Information supplied START
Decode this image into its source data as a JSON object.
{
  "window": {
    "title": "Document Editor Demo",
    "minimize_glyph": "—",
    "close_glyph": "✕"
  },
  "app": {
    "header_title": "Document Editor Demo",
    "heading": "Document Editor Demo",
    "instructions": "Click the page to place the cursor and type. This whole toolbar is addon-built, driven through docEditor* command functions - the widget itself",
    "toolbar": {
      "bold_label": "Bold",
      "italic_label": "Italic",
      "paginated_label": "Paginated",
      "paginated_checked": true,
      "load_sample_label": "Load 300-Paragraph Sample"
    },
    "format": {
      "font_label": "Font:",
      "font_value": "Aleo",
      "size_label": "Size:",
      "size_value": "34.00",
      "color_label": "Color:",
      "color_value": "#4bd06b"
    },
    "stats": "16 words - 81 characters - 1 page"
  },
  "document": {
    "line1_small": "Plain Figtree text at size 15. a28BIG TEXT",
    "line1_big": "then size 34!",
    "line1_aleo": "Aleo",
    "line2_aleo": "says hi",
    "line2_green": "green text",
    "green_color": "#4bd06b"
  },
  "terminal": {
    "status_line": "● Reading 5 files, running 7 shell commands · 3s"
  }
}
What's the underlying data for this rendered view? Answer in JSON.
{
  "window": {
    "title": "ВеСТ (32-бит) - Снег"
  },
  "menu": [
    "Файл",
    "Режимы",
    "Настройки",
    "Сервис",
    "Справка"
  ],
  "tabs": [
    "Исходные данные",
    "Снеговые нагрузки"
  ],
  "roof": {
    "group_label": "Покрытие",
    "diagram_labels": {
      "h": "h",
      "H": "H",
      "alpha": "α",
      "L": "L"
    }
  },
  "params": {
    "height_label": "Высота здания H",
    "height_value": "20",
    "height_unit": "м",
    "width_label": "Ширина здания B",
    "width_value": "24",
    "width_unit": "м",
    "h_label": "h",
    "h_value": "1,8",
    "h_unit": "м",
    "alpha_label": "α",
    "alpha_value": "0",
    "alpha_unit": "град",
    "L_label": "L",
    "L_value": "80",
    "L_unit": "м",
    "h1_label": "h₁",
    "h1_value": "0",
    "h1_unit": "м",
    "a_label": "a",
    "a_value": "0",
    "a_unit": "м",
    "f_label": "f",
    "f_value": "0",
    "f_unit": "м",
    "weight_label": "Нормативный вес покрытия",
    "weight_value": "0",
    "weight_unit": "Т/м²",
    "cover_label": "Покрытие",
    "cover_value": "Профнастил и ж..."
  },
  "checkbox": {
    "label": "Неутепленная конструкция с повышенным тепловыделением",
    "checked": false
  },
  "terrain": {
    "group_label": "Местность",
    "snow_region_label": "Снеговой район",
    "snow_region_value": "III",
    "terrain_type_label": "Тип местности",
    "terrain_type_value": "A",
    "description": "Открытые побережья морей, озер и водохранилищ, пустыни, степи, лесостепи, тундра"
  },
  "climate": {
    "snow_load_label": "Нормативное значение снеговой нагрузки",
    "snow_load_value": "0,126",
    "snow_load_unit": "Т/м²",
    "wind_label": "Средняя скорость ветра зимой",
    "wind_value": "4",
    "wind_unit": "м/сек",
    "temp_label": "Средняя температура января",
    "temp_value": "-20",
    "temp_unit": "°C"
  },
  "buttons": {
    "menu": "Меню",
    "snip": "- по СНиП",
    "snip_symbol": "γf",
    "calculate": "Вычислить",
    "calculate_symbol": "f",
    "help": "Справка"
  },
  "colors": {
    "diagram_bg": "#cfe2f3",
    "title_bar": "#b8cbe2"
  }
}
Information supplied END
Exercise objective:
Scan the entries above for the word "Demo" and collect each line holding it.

Answer:
    "title": "Document Editor Demo",
    "header_title": "Document Editor Demo",
    "heading": "Document Editor Demo",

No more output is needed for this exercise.